Head into the woods. The trail is obvious here. At a junction, go right (Left is the long-abandoned West Fork Herman Creek Trail). The use trail keeps to the eastern edge of the ridge. Reach a rocky viewpoint and keep to the right. There are views of Mount Adams and also to Mud Lake below. Head up over a rocky knoll and down among stunted whitebark pine, noble fir, silver fir, and common juniper. Pass across an open area and reach a line of trees where a cairn marks the throughway. Looking back, you can see Mount Hood. Ascend up around the left side of an andesite prominence and then head up to the right and reach the ridge line. Small cairns mark the way. There is a cleared pathway through a band of stunted whitebark pine. Then, ascend an open slope and through a final band of very small pines. The trail winds up on loose rock and reaches a narrow ridge. Hike along the ridge and pass a wind shelter at the actual summit. Take in the views of Mount Hood, Mount Adams, Chinidere Mountain, Tanner Butte. You can hike along the ridge farther from the summit to explore Woolly Horn Ridge.

Walk back to the Anthill Trail Junction and go right. The trail heads up in huckleberry, silver fir, noble fir woods. Avalanche lilies carpet the forest floor in July. Exit the wilderness and cross the abandoned, lupine-covered Wahtum Lake Road at the Anthill-Rainy Wahtum Trail Junction. The trail keeps rising. At a clearing, there is a view of the top of Mount Adams and Tanner Butte. Make a traverse above a large talus slope and get a great view of Mount Hood, Mount Jefferson, Tanner Butte, and Wahtum Lake. Now begin to drop along the ridge. At another talus slope, there’s a view of the lake again. Continue to descend along below the ridge crest all the way down to the restrooms and parking area.


  • Maps: Hike Finder
  • Green Trails Maps: Bonneville Dam, OR #429
  • Green Trails Maps: Columbia River Gorge - West #428S
  • Geo-Graphics: Trails of the Columbia Gorge
  • Discover Your Northwest: Mt. Hood National Forest North
  • U.S. Department of Agriculture, Forest Service: Hood River Ranger District
  • U.S. Department of Agriculture, Forest Service: Mt. Hood National Forest

Regulations or restrictions, etc

  • Northwest Forest Pass (or America the Beautiful Pass) required at trailhead

Trip Reports

Related Discussions / Q&A

Guidebooks that cover this hike

  • Day Hikes in the Columbia Gorge by Don J. Scarmuzzi
  • Day Hiking: Columbia River Gorge by Craig Romano
  • 105 Virtual Hikes of the Mt. Hood National Forest by Northwest Hiker
  • Columbia Gorge Hikes: 42 Scenic Hikes by Don & Roberta Lowe
  • 70 Hiking Trails: Northern Oregon Cascades by Don & Roberta Lowe
  • 62 Hiking Trails: Northern Oregon Cascades by Don & Roberta Lowe

More Links


Oregon Hikers Field Guide is built as a collaborative effort by its user community.
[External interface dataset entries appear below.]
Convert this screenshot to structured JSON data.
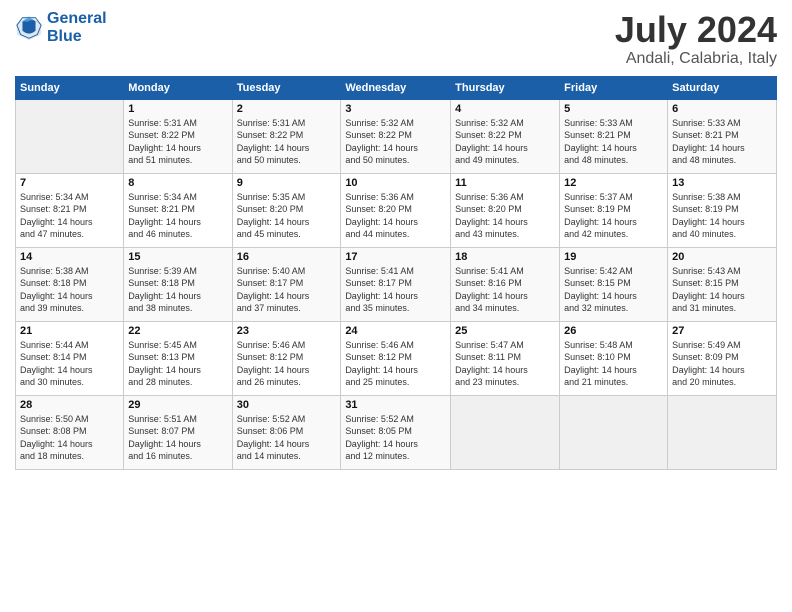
{
  "header": {
    "logo_line1": "General",
    "logo_line2": "Blue",
    "title": "July 2024",
    "subtitle": "Andali, Calabria, Italy"
  },
  "columns": [
    "Sunday",
    "Monday",
    "Tuesday",
    "Wednesday",
    "Thursday",
    "Friday",
    "Saturday"
  ],
  "weeks": [
    [
      {
        "num": "",
        "info": ""
      },
      {
        "num": "1",
        "info": "Sunrise: 5:31 AM\nSunset: 8:22 PM\nDaylight: 14 hours\nand 51 minutes."
      },
      {
        "num": "2",
        "info": "Sunrise: 5:31 AM\nSunset: 8:22 PM\nDaylight: 14 hours\nand 50 minutes."
      },
      {
        "num": "3",
        "info": "Sunrise: 5:32 AM\nSunset: 8:22 PM\nDaylight: 14 hours\nand 50 minutes."
      },
      {
        "num": "4",
        "info": "Sunrise: 5:32 AM\nSunset: 8:22 PM\nDaylight: 14 hours\nand 49 minutes."
      },
      {
        "num": "5",
        "info": "Sunrise: 5:33 AM\nSunset: 8:21 PM\nDaylight: 14 hours\nand 48 minutes."
      },
      {
        "num": "6",
        "info": "Sunrise: 5:33 AM\nSunset: 8:21 PM\nDaylight: 14 hours\nand 48 minutes."
      }
    ],
    [
      {
        "num": "7",
        "info": "Sunrise: 5:34 AM\nSunset: 8:21 PM\nDaylight: 14 hours\nand 47 minutes."
      },
      {
        "num": "8",
        "info": "Sunrise: 5:34 AM\nSunset: 8:21 PM\nDaylight: 14 hours\nand 46 minutes."
      },
      {
        "num": "9",
        "info": "Sunrise: 5:35 AM\nSunset: 8:20 PM\nDaylight: 14 hours\nand 45 minutes."
      },
      {
        "num": "10",
        "info": "Sunrise: 5:36 AM\nSunset: 8:20 PM\nDaylight: 14 hours\nand 44 minutes."
      },
      {
        "num": "11",
        "info": "Sunrise: 5:36 AM\nSunset: 8:20 PM\nDaylight: 14 hours\nand 43 minutes."
      },
      {
        "num": "12",
        "info": "Sunrise: 5:37 AM\nSunset: 8:19 PM\nDaylight: 14 hours\nand 42 minutes."
      },
      {
        "num": "13",
        "info": "Sunrise: 5:38 AM\nSunset: 8:19 PM\nDaylight: 14 hours\nand 40 minutes."
      }
    ],
    [
      {
        "num": "14",
        "info": "Sunrise: 5:38 AM\nSunset: 8:18 PM\nDaylight: 14 hours\nand 39 minutes."
      },
      {
        "num": "15",
        "info": "Sunrise: 5:39 AM\nSunset: 8:18 PM\nDaylight: 14 hours\nand 38 minutes."
      },
      {
        "num": "16",
        "info": "Sunrise: 5:40 AM\nSunset: 8:17 PM\nDaylight: 14 hours\nand 37 minutes."
      },
      {
        "num": "17",
        "info": "Sunrise: 5:41 AM\nSunset: 8:17 PM\nDaylight: 14 hours\nand 35 minutes."
      },
      {
        "num": "18",
        "info": "Sunrise: 5:41 AM\nSunset: 8:16 PM\nDaylight: 14 hours\nand 34 minutes."
      },
      {
        "num": "19",
        "info": "Sunrise: 5:42 AM\nSunset: 8:15 PM\nDaylight: 14 hours\nand 32 minutes."
      },
      {
        "num": "20",
        "info": "Sunrise: 5:43 AM\nSunset: 8:15 PM\nDaylight: 14 hours\nand 31 minutes."
      }
    ],
    [
      {
        "num": "21",
        "info": "Sunrise: 5:44 AM\nSunset: 8:14 PM\nDaylight: 14 hours\nand 30 minutes."
      },
      {
        "num": "22",
        "info": "Sunrise: 5:45 AM\nSunset: 8:13 PM\nDaylight: 14 hours\nand 28 minutes."
      },
      {
        "num": "23",
        "info": "Sunrise: 5:46 AM\nSunset: 8:12 PM\nDaylight: 14 hours\nand 26 minutes."
      },
      {
        "num": "24",
        "info": "Sunrise: 5:46 AM\nSunset: 8:12 PM\nDaylight: 14 hours\nand 25 minutes."
      },
      {
        "num": "25",
        "info": "Sunrise: 5:47 AM\nSunset: 8:11 PM\nDaylight: 14 hours\nand 23 minutes."
      },
      {
        "num": "26",
        "info": "Sunrise: 5:48 AM\nSunset: 8:10 PM\nDaylight: 14 hours\nand 21 minutes."
      },
      {
        "num": "27",
        "info": "Sunrise: 5:49 AM\nSunset: 8:09 PM\nDaylight: 14 hours\nand 20 minutes."
      }
    ],
    [
      {
        "num": "28",
        "info": "Sunrise: 5:50 AM\nSunset: 8:08 PM\nDaylight: 14 hours\nand 18 minutes."
      },
      {
        "num": "29",
        "info": "Sunrise: 5:51 AM\nSunset: 8:07 PM\nDaylight: 14 hours\nand 16 minutes."
      },
      {
        "num": "30",
        "info": "Sunrise: 5:52 AM\nSunset: 8:06 PM\nDaylight: 14 hours\nand 14 minutes."
      },
      {
        "num": "31",
        "info": "Sunrise: 5:52 AM\nSunset: 8:05 PM\nDaylight: 14 hours\nand 12 minutes."
      },
      {
        "num": "",
        "info": ""
      },
      {
        "num": "",
        "info": ""
      },
      {
        "num": "",
        "info": ""
      }
    ]
  ]
}
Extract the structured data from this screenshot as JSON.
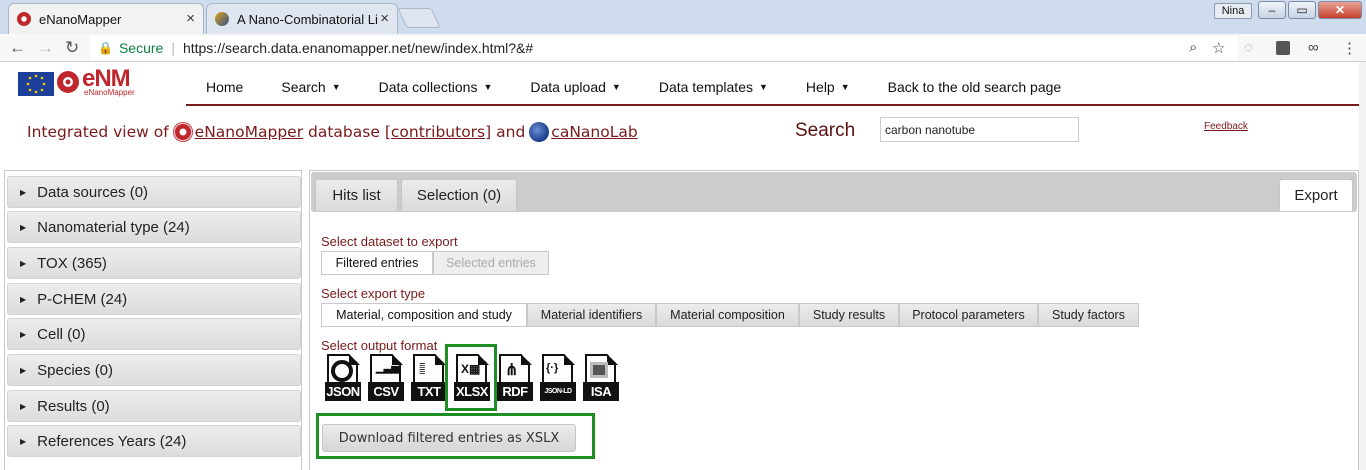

While we make every effort to fact-check, information found here should be considered anecdotal. You should cross-check against other references before planning a hike. Trail routing and conditions are subject to change. Please contact us if you notice errors on this page.

Hiking is a potentially risky activity, and the entire risk for users of this field guide is assumed by the user, and in no event shall Trailkeepers of Oregon be liable for any injury or damages suffered as a result of relying on content in this field guide. All content posted on the field guide becomes the property of Trailkeepers of Oregon, and may not be used without permission.